By Steve McIlwain
Depending on your style of thinking, your brain has between 12,000 – 50,000 thoughts per day. That’s 8-34 per minute; more than one different thought every two seconds!! Men have different ways of expressing these thoughts. Some are loud and outspoken. Some are quiet and muted. Some are entirely unfiltered. Some only speak when prompted. Regardless of how you express your thoughts, you’ve got lots of stuff buzzin’ through your dome.
I come from a long line of “less is more” kinda guys. My dad and both granddads are/were quiet, reserved men. Not to say that they don’t have personalities; quite the opposite. They are all kind, loving, fun, spirited dudes that are easy to talk with and demonstrate genuine interest in every conversation. But in general McIlwain men are on the reserved/chill side of the spectrum. With us, oftentimes a glance speaks decibels louder than words.

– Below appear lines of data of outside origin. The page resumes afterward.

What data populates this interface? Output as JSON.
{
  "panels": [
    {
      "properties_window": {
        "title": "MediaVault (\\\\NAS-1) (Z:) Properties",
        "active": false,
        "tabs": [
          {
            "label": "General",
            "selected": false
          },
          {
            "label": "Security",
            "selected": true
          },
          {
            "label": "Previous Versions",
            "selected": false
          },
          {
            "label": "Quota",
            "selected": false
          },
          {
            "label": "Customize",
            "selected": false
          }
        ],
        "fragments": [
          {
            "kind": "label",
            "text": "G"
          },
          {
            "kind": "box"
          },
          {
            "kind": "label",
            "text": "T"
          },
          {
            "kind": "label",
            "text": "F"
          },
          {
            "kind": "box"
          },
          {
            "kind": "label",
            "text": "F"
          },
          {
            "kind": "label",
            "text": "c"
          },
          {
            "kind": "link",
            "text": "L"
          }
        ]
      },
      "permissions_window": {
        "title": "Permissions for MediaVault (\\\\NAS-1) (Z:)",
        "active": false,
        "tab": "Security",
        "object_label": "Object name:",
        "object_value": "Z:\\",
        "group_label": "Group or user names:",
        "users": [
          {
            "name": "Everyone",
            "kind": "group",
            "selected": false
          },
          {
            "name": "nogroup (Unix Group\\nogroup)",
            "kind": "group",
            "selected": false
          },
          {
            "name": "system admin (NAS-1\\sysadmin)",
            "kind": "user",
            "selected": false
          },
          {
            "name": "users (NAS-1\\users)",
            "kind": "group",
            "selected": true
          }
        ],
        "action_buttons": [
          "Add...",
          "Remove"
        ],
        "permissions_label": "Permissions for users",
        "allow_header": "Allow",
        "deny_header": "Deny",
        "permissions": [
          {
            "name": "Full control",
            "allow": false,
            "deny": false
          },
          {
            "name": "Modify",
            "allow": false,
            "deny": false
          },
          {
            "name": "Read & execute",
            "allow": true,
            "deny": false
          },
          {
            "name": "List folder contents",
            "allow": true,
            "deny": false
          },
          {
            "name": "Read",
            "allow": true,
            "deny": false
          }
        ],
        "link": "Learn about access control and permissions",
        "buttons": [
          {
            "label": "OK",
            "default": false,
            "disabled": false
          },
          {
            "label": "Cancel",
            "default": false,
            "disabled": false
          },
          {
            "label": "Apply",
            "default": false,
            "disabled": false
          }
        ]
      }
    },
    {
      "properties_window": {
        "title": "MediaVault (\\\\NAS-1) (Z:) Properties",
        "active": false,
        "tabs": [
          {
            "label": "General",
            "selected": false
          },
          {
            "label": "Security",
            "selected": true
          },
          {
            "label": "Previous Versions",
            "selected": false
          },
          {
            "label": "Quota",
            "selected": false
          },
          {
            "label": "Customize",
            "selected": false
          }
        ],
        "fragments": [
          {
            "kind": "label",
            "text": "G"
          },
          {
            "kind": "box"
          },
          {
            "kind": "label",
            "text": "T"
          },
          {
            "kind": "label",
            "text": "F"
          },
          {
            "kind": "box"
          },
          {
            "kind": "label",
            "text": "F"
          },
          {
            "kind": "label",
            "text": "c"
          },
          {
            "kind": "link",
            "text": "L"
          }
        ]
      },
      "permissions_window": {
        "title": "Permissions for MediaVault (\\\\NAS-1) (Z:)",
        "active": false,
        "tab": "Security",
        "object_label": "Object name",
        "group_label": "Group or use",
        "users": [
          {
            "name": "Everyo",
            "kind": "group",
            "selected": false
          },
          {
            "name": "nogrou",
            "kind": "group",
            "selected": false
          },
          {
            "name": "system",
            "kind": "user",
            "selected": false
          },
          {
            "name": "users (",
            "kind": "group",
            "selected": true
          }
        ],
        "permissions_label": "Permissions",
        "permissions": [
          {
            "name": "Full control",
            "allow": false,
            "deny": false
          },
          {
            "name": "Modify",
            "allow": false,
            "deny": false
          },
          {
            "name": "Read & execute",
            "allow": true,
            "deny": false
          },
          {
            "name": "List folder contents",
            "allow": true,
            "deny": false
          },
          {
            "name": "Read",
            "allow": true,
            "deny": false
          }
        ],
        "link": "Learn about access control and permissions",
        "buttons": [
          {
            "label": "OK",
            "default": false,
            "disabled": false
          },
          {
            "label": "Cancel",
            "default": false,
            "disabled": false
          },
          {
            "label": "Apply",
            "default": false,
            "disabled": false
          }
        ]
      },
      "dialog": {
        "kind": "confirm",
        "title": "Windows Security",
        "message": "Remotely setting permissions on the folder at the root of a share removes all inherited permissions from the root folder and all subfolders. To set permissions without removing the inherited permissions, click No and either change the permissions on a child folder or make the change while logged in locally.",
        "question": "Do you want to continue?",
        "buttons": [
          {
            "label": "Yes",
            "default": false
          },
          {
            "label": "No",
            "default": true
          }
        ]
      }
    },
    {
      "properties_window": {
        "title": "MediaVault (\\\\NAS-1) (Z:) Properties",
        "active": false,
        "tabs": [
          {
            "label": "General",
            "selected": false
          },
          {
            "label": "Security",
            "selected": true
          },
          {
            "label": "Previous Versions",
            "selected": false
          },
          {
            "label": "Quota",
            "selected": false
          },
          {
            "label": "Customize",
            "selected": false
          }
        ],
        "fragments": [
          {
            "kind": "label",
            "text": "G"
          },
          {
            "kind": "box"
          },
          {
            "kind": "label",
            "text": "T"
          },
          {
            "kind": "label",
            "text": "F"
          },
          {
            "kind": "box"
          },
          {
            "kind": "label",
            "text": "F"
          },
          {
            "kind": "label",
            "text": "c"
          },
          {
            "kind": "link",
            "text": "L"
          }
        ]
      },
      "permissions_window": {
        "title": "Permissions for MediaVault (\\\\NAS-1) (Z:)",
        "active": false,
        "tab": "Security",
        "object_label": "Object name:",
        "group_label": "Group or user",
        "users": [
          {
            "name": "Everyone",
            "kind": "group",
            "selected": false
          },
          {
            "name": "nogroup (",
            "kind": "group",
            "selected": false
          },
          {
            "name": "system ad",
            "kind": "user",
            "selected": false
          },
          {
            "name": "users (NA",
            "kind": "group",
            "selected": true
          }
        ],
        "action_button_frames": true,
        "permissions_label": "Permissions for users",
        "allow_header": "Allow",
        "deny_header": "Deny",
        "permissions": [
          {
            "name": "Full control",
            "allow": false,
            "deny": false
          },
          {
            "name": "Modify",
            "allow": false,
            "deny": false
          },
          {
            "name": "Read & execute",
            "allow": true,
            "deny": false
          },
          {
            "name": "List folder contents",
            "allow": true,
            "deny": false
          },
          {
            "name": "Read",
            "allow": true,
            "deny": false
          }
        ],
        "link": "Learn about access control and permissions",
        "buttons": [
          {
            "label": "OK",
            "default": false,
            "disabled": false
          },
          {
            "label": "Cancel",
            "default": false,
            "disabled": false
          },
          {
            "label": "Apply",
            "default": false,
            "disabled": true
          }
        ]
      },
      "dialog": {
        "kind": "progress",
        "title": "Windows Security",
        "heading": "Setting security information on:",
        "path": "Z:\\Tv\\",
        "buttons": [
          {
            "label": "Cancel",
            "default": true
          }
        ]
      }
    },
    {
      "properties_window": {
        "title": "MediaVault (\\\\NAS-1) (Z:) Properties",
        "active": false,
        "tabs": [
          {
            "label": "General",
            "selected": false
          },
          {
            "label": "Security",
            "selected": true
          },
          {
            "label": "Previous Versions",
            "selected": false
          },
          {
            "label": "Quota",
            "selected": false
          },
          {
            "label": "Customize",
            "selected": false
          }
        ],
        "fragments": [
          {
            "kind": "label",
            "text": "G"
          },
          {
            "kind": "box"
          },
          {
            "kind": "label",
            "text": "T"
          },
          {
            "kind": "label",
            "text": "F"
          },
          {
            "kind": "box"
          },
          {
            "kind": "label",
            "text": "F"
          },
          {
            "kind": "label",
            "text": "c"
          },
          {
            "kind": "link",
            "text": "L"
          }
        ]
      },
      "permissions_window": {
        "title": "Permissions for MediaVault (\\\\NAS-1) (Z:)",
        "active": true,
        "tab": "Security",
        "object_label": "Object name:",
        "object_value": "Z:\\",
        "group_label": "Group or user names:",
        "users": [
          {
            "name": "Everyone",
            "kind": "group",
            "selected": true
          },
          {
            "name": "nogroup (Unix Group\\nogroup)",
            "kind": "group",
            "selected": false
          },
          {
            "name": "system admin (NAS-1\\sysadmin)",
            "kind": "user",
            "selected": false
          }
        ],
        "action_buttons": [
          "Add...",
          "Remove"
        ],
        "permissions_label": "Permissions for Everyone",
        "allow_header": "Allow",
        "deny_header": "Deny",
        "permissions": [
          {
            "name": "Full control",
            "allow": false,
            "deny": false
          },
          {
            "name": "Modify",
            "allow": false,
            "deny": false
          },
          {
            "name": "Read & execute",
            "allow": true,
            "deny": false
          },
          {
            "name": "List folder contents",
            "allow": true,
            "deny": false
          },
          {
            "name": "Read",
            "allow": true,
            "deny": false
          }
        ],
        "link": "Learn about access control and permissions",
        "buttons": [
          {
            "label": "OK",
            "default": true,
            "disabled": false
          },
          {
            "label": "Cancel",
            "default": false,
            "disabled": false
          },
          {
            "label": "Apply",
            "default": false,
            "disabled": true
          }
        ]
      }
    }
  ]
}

I have this same tendency. Ash typically knows how I’m feeling based on my look rather than what I verbally communicate to her. I have a hard time expressing my feelings because sometimes I feel like they’re not valid, don’t matter, or simply shouldn’t be said. So when I have an issue or problem I tend to live by the “less is more” credo. My general approach is to ignore the situation and let the natural balance restore itself.
In some ways this is a good thing. Every thought that runs through my head doesn’t need to be verbalized. But I err on the opposite side: not saying things when I should. There are times when stuff bothers me that should be discussed. Oftentimes I refrain from bringing these issues up because I don’t want to hurt Ash’s feelings, am not really sure if it’s worth discussing, or would rather avoid spending an afternoon arguing.
The fact of the matter is that husbands and wives need to discuss issues — pleasant, un-pleasant, and otherwise. It is in these situations that I’m still learning when and how to bring them up. Not only is it a rarified art form to know when is the right time, but it’s also a refined skill to do it the right way. I tend to struggle with both. In fact, one of these conversations literally happened as I was writing this; it didn’t go well.
I’m not sure that there’s ever a good time to bring up issues and frustrations. Perhaps the right time to bring them up is exactly when they occur. If you can identify issues in the moment, you can work through them right away. However, I tend to take some time to process information, so I need a while to think things through. In that situation, maybe carving out some quiet time to talk or taking a walk provides the right forum for difficult conversations.
Part two of this doozy is expressing your thoughts and feelings in the right way. I am getting better about expressing the things I’m frustrated with but still struggle doing it the right way. During difficult conversations with Ash, I find myself coming across all wrong and saying a lot of, “Well, you asked me to open up, and I’m just trying to convey my true feelings with you.” Clearly I’m struggling to communicate without being offensive. The key is to be honest but not necessarily entirely unfiltered. Raw, unfiltered thoughts can be flat out hurtful. The thoughts buzzing through your brain may seem innocent enough, but when verbalized, come across flat out horrible. It is a fine line between watering it down and being a jerk. You don’t want to package your thoughts so carefully and neatly as to change your message, but you do want to present them in a way that can be received.
While, in my opinion, you should try to convey your feelings as politely as possible, the reality is that a lot of these conversations will hurt your spouse’s feelings and be very frustrating. This is the main reason I shy away from these types of dialogues. But that doesn’t change the fact that these conversations need to happen. While in the short run some of these talks may be hurtful, in the long run they set your marriage up for success. They create an atmosphere of openness and allow candid, honest communication to occur that help nip issues in the bud. Oftentimes skipping relatively small, difficult conversations leads to large and potentially explosive blow-outs down the road. Just like a vaccine, a small prick ahead of time saves you from developing a marriage-threatening disease.
If you’re the type of guy that has an “it’s easier not to say anything” mentality, you may want to re-consider. While at first that may seem easier, in the long run that may end in disaster. Learn to identify issues that need to be addressed, and then have honest conversations before they morph into monsters. For me on opening up – getting better. On expressing my feelings in the right way – kinda shaky. It’s a work-in-progress; a type of “sharpening the sword” practice to maintain sanity and allow for growth. This will lead you head-on into some super frustrating conversations. But developing this practice just may be the thing that saves your marriage in the long run.